But this was not always so—a thousand years ago it was struggling to attract visitors. The monks had tried everything to attract pilgrims—without much success. Located in the middle of inaccessible, remote, and difficult country for travellers, something special was required.
Eventually their eyes turned to Agen Cathedral. It was lucky enough to have the relics of St Foy. She’d been making miracles and attracting hoards of visitors for years. Her statue could—amongst other pretty impressive feats—restore sight even when the victim’s eyes had been physically gouged out.
So a heist was planned. And, although it took an imposter monk 10 years to pull off, he eventually nicked it from Agen and took it to Conques.

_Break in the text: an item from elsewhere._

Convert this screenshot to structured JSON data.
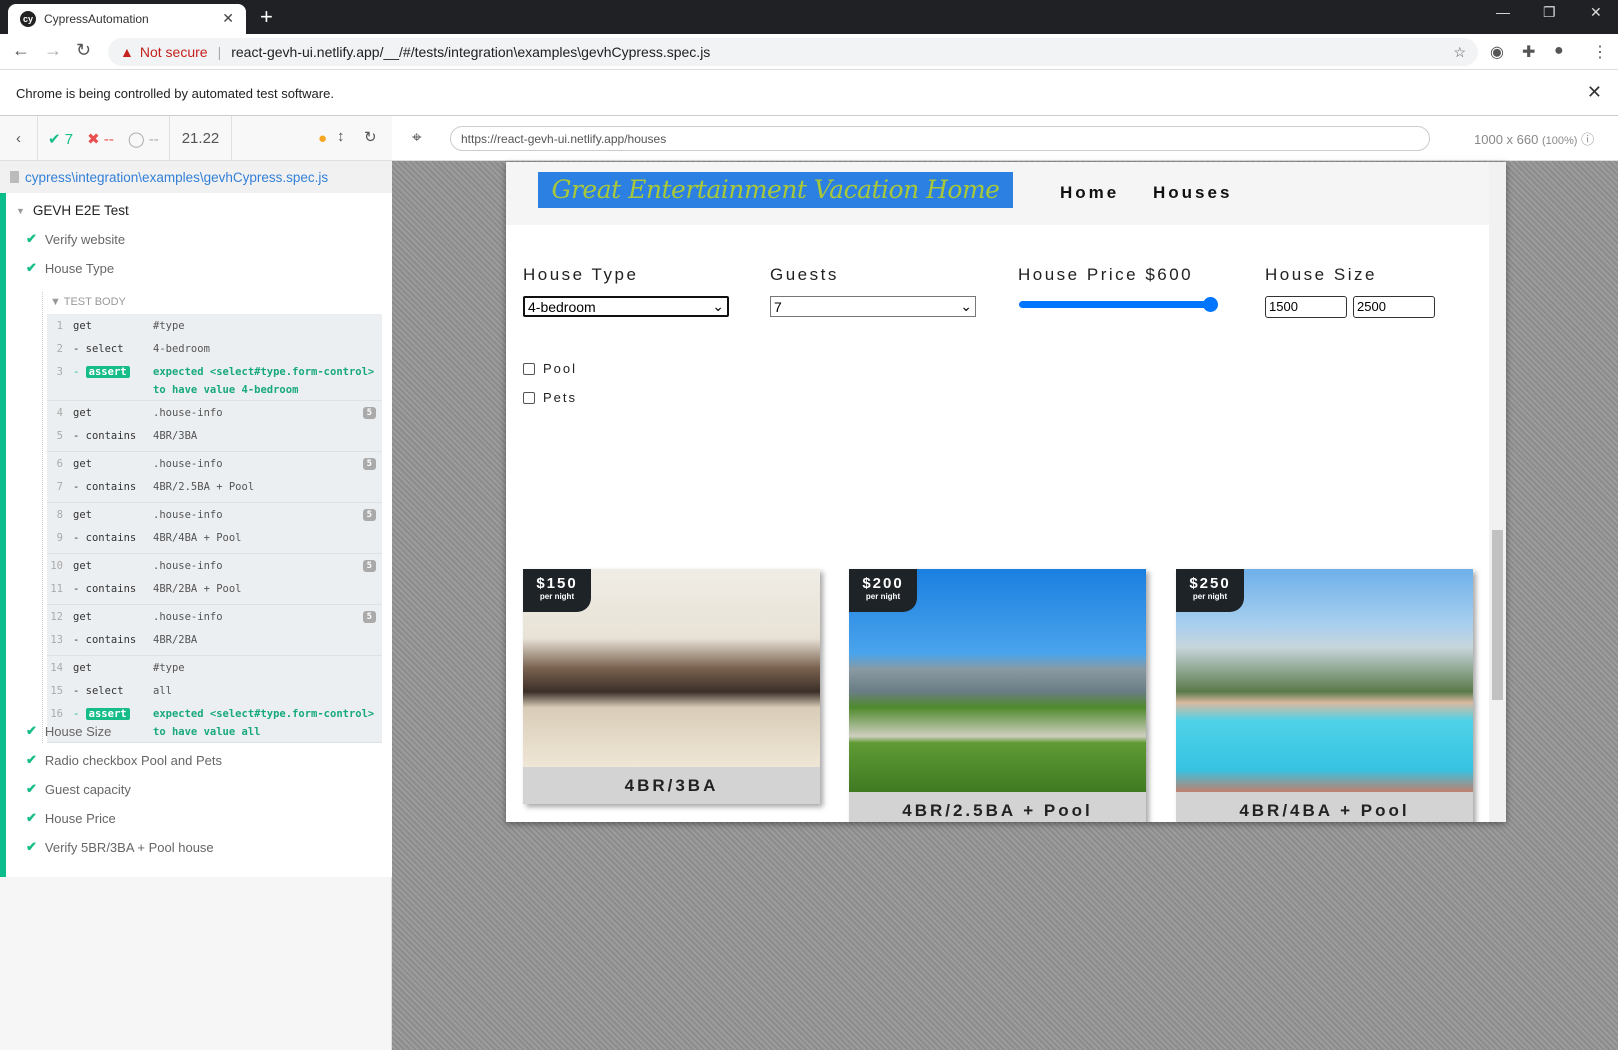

Don’t miss her - she's on show in the trésor. Her statue, which contains her actual skull, is covered in gold foil and smothered in a profusion of precious stones. She is a seriously impressive sight.
Then there’s the stupendous tympanum—a marvel of medieval story telling. Christ in Glory is showing all the naughty people the way to hell. And he points the great and the good towards Paradise.
But wait! Isn’t that Charlemagne amongst the nice guys? Yes, there he is being led towards Christ by the Abbot. What? Has the sculptor just somehow forgotten his massacre of 4,500 people at Verden?
Or is it something to do with Charlemagne’s gift to Pope Leo III in return for being crowned Holy Roman Emperor? Nothing less than Christ’s foreskin. Or one of his foreskins anyway. Because, according to David Farley, a respected expert, there were between 8 and 18 of them.But hang on! This could be leading us all astray. It’s meant to be an article about Conques. But Christ’s private bits seem to have hijacked the conversation. So perhaps it would be safer to stop right here.